◆ **Exercise goal**
Can you copy out the data exactly? Leave the images out.

◆ **The input**
--

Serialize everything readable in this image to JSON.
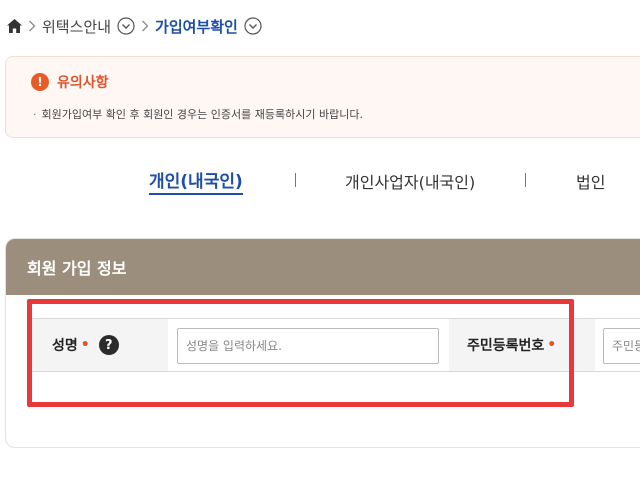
{
  "breadcrumb": {
    "items": [
      {
        "label": "위택스안내"
      },
      {
        "label": "가입여부확인"
      }
    ]
  },
  "notice": {
    "title": "유의사항",
    "text": "회원가입여부 확인 후 회원인 경우는 인증서를 재등록하시기 바랍니다."
  },
  "tabs": [
    {
      "label": "개인(내국인)",
      "active": true
    },
    {
      "label": "개인사업자(내국인)",
      "active": false
    },
    {
      "label": "법인",
      "active": false
    }
  ],
  "member_info": {
    "title": "회원 가입 정보",
    "name": {
      "label": "성명",
      "required_mark": "•",
      "help_icon": "?",
      "placeholder": "성명을 입력하세요.",
      "value": ""
    },
    "resident_number": {
      "label": "주민등록번호",
      "required_mark": "•",
      "placeholder": "주민등",
      "value": ""
    }
  },
  "colors": {
    "accent_blue": "#1d4ea8",
    "notice_orange": "#e0542b",
    "panel_header": "#9b8e7d",
    "highlight_red": "#e8383a"
  }
}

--

◆ **Reply to the exercise**
Serialize everything readable in this image to JSON.
{
  "breadcrumb": {
    "items": [
      {
        "label": "위택스안내"
      },
      {
        "label": "가입여부확인"
      }
    ]
  },
  "notice": {
    "title": "유의사항",
    "text": "회원가입여부 확인 후 회원인 경우는 인증서를 재등록하시기 바랍니다."
  },
  "tabs": [
    {
      "label": "개인(내국인)",
      "active": true
    },
    {
      "label": "개인사업자(내국인)",
      "active": false
    },
    {
      "label": "법인",
      "active": false
    }
  ],
  "member_info": {
    "title": "회원 가입 정보",
    "name": {
      "label": "성명",
      "required_mark": "•",
      "help_icon": "?",
      "placeholder": "성명을 입력하세요.",
      "value": ""
    },
    "resident_number": {
      "label": "주민등록번호",
      "required_mark": "•",
      "placeholder": "주민등",
      "value": ""
    }
  },
  "colors": {
    "accent_blue": "#1d4ea8",
    "notice_orange": "#e0542b",
    "panel_header": "#9b8e7d",
    "highlight_red": "#e8383a"
  }
}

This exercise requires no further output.